Items listed in a dataset
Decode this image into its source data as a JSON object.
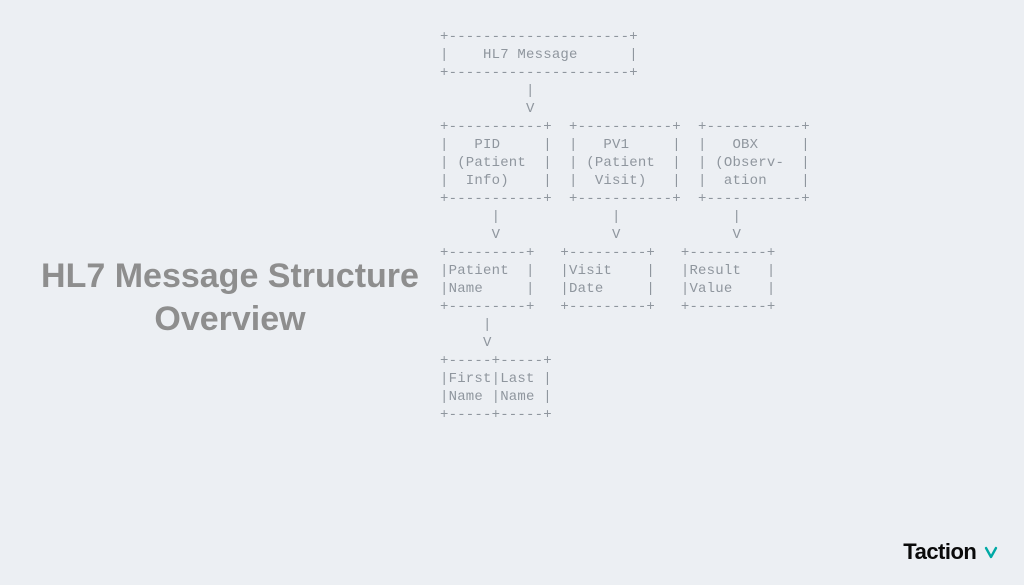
{
  "title": "HL7 Message Structure Overview",
  "brand": "Taction",
  "diagram": {
    "root": {
      "label": "HL7 Message"
    },
    "segments": [
      {
        "code": "PID",
        "description_lines": [
          "(Patient",
          "Info)"
        ]
      },
      {
        "code": "PV1",
        "description_lines": [
          "(Patient",
          "Visit)"
        ]
      },
      {
        "code": "OBX",
        "description_lines": [
          "(Observ-",
          "ation"
        ]
      }
    ],
    "fields": [
      {
        "lines": [
          "Patient",
          "Name"
        ]
      },
      {
        "lines": [
          "Visit",
          "Date"
        ]
      },
      {
        "lines": [
          "Result",
          "Value"
        ]
      }
    ],
    "subfields": [
      {
        "lines": [
          "First",
          "Name"
        ]
      },
      {
        "lines": [
          "Last",
          "Name"
        ]
      }
    ],
    "ascii": "+---------------------+\n|    HL7 Message      |\n+---------------------+\n          |\n          V\n+-----------+  +-----------+  +-----------+\n|   PID     |  |   PV1     |  |   OBX     |\n| (Patient  |  | (Patient  |  | (Observ-  |\n|  Info)    |  |  Visit)   |  |  ation    |\n+-----------+  +-----------+  +-----------+\n      |             |             |\n      V             V             V\n+---------+   +---------+   +---------+\n|Patient  |   |Visit    |   |Result   |\n|Name     |   |Date     |   |Value    |\n+---------+   +---------+   +---------+\n     |\n     V\n+-----+-----+\n|First|Last |\n|Name |Name |\n+-----+-----+"
  },
  "colors": {
    "background": "#eceff3",
    "title_text": "#8e8e8e",
    "diagram_text": "#8f969e",
    "brand_text": "#0a0a0a",
    "brand_accent": "#00a9a5"
  }
}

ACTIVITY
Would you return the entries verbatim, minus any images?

ANSWER TO THIS PROBLEM
Decode this image into its source data as a JSON object.
{
  "title": "HL7 Message Structure Overview",
  "brand": "Taction",
  "diagram": {
    "root": {
      "label": "HL7 Message"
    },
    "segments": [
      {
        "code": "PID",
        "description_lines": [
          "(Patient",
          "Info)"
        ]
      },
      {
        "code": "PV1",
        "description_lines": [
          "(Patient",
          "Visit)"
        ]
      },
      {
        "code": "OBX",
        "description_lines": [
          "(Observ-",
          "ation"
        ]
      }
    ],
    "fields": [
      {
        "lines": [
          "Patient",
          "Name"
        ]
      },
      {
        "lines": [
          "Visit",
          "Date"
        ]
      },
      {
        "lines": [
          "Result",
          "Value"
        ]
      }
    ],
    "subfields": [
      {
        "lines": [
          "First",
          "Name"
        ]
      },
      {
        "lines": [
          "Last",
          "Name"
        ]
      }
    ],
    "ascii": "+---------------------+\n|    HL7 Message      |\n+---------------------+\n          |\n          V\n+-----------+  +-----------+  +-----------+\n|   PID     |  |   PV1     |  |   OBX     |\n| (Patient  |  | (Patient  |  | (Observ-  |\n|  Info)    |  |  Visit)   |  |  ation    |\n+-----------+  +-----------+  +-----------+\n      |             |             |\n      V             V             V\n+---------+   +---------+   +---------+\n|Patient  |   |Visit    |   |Result   |\n|Name     |   |Date     |   |Value    |\n+---------+   +---------+   +---------+\n     |\n     V\n+-----+-----+\n|First|Last |\n|Name |Name |\n+-----+-----+"
  },
  "colors": {
    "background": "#eceff3",
    "title_text": "#8e8e8e",
    "diagram_text": "#8f969e",
    "brand_text": "#0a0a0a",
    "brand_accent": "#00a9a5"
  }
}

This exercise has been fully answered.